A Lifetime Achievement Award for former Mayor Tony Gray

Written by Tony Millett on .

Tony Grey addressing Mayor Making audience accompanied by outgoing Mayor Noel Barrett-MortonTony Grey addressing Mayor Making audience accompanied by outgoing Mayor Noel Barrett-MortonBefore the Mayor Making ceremony proper got underway on Monday evening (May 15), the outgoing Town Mayor, Councillor Noel Barrett-Morton, had an important duty:  he presented former Marlborough Mayor Tony Gray with a Lifetime Achievement Award - in the shape of a fine engraved crystal bowl.

Tony Gray had been Mayor when Marlborough was a Borough and then again as Mayor under the Town Council regime.  He had also served as Chairman of Kennet District Council.  He is fondly remembered by many as the owner of Marlborough High Street's famous Ducks Toy Shop - a family-run business now closed.

Mr Gray was brought up and educated in Marlborough and did his National Service in the Wiltshire Regiment.  He was a school governor for both St Mary’s and St Peter’s schools and Chairman of the Marlborough Round Table. 

His many achievements in local government include working with the Showmen’s Guild to ensure the future of the Mop Fairs, negotiating the lease of Cooper’s Meadow to the town rather than being sold to developers, and he was the driving force behind the town's purchase of the Merchant's House and establishing its Trust.

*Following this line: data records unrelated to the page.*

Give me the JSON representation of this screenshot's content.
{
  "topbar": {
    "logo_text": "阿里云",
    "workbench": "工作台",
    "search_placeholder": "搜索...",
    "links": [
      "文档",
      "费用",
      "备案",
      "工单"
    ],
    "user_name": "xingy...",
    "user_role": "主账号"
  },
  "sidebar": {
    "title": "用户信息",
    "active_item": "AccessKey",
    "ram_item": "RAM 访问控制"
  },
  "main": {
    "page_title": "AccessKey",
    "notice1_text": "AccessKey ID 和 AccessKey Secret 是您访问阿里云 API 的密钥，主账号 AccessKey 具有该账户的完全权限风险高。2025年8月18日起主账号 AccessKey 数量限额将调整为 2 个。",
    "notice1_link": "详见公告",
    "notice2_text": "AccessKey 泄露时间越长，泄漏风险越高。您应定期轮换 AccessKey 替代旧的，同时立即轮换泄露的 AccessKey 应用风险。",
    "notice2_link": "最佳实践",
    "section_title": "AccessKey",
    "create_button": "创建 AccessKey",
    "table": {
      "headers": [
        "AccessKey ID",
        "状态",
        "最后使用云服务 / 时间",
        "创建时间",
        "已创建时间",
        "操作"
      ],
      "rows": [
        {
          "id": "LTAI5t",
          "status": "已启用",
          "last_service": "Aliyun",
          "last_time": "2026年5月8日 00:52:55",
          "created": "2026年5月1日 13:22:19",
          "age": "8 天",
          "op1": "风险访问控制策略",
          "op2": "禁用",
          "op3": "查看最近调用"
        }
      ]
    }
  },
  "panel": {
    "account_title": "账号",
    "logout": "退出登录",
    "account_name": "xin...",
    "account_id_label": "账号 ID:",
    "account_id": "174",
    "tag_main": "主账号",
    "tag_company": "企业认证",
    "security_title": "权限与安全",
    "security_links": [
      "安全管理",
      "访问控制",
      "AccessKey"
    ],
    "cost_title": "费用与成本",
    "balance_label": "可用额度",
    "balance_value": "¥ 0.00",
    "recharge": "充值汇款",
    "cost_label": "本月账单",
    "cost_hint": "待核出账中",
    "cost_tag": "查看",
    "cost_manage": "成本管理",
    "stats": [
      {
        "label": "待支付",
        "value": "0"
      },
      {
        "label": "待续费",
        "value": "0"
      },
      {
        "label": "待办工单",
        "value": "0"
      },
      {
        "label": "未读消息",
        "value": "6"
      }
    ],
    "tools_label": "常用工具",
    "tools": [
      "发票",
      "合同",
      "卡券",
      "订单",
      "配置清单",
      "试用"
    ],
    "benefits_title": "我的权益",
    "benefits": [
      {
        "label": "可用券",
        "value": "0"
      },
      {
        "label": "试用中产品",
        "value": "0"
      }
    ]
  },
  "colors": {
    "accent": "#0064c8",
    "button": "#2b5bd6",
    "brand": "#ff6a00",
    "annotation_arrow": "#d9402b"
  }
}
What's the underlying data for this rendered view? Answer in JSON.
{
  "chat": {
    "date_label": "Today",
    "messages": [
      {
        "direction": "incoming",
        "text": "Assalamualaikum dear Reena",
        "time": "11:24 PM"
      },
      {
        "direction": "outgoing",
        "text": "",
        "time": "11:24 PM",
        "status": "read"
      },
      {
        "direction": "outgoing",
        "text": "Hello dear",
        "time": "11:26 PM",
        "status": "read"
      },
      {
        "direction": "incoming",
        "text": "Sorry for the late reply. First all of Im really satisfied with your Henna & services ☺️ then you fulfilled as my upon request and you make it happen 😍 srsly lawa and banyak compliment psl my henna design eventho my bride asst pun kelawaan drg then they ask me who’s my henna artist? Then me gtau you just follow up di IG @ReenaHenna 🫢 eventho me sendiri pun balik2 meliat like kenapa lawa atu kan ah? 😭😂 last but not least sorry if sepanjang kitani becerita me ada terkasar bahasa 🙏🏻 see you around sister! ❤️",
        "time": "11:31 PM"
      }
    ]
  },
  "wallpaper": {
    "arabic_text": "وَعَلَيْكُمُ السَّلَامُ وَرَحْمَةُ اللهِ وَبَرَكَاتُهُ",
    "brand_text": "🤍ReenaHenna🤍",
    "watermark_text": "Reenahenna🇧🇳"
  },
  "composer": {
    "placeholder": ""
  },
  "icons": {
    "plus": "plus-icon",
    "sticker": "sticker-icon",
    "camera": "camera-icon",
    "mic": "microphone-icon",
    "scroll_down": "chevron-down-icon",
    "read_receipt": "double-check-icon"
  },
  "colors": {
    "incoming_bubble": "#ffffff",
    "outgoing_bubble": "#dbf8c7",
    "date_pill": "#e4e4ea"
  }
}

He helped to raise many thousands of pounds for charity and organised many community events including the memorable celebrations around the Queen’s Silver Jubilee in 1977.

Councillor Noel Barrett-Morton said he was honoured to make the Award to someone who has given so much and so generously to Marlborough: "Many of his achievements are largely unknown and it’s right that we have had a chance to acknowledge him and them properly by presenting him with this award.”

Thanking the Mayor and Councillors, Tony Gray said he was pleased to see the young members of the new Town Council and urged them to play their part: "I started when I was 27 - and I was told I was too young and I should go away and learn something!" 

Luckily for Marlborough he did not go away and, by chance, was instrumental in saving the office of mayor when, in the 1970s, under local government 'reforms' Marlborough was about to cease being a Borough.

He persuaded Lord Brooke to move an amendment in the House of Lords enabling former Borough and City Councils to retain the office of Mayor - without this intervention the historic tradition of Marlborough's mayors may have not have continued.